**Exercise details**
Search the records below for the word "Widgets". Pull out each line that has it.

**Records to process**
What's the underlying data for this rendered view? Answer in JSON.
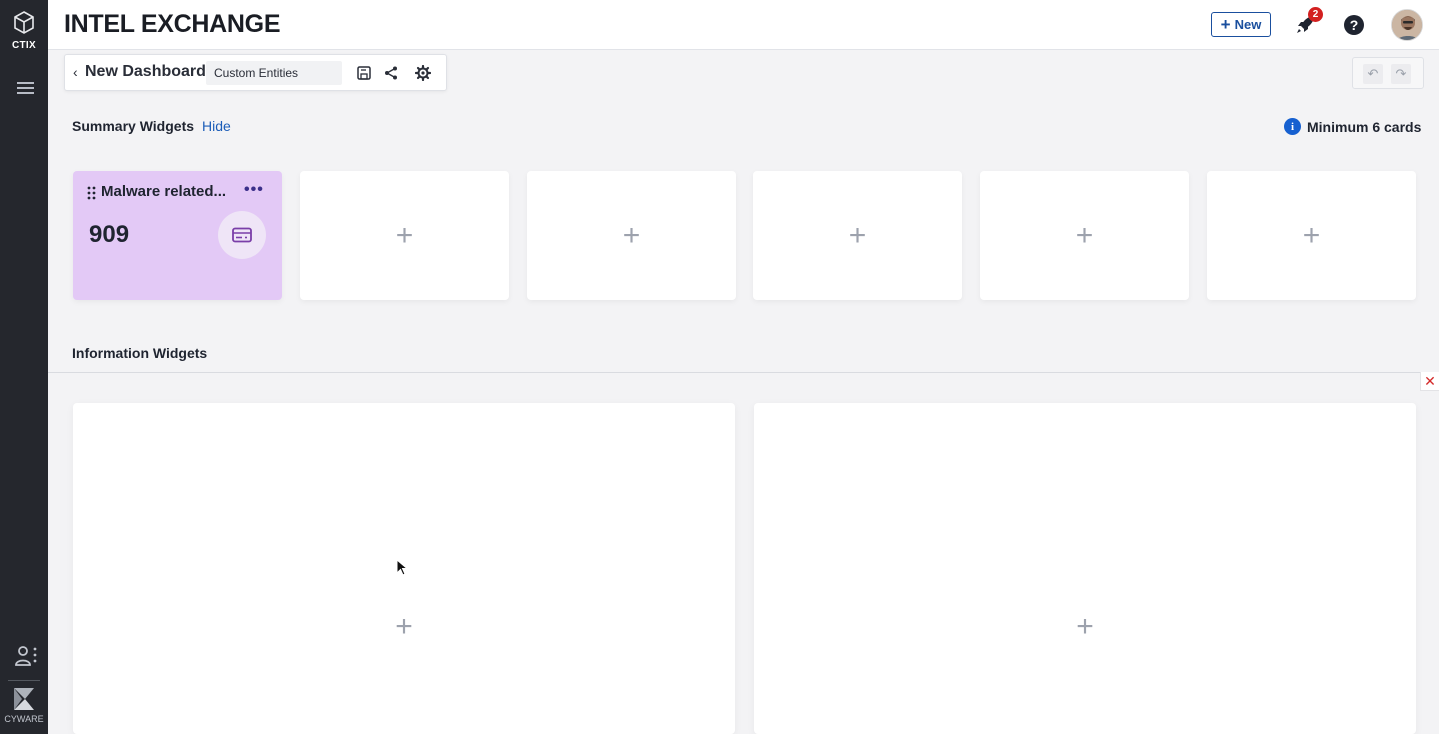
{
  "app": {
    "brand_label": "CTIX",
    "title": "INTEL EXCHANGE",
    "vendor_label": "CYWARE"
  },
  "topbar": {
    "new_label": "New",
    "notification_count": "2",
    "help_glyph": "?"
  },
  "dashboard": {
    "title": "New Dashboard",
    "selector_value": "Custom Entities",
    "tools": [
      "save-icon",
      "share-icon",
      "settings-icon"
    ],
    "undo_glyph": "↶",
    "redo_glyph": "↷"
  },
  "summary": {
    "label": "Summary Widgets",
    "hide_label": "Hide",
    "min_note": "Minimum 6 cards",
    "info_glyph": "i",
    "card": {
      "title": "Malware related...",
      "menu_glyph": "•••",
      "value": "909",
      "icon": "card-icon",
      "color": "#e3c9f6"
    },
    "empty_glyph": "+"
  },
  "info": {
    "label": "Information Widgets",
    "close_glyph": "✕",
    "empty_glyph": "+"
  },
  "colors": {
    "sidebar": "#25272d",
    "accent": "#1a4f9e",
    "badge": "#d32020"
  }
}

**Answer space**
    "label": "Summary Widgets",
    "label": "Information Widgets",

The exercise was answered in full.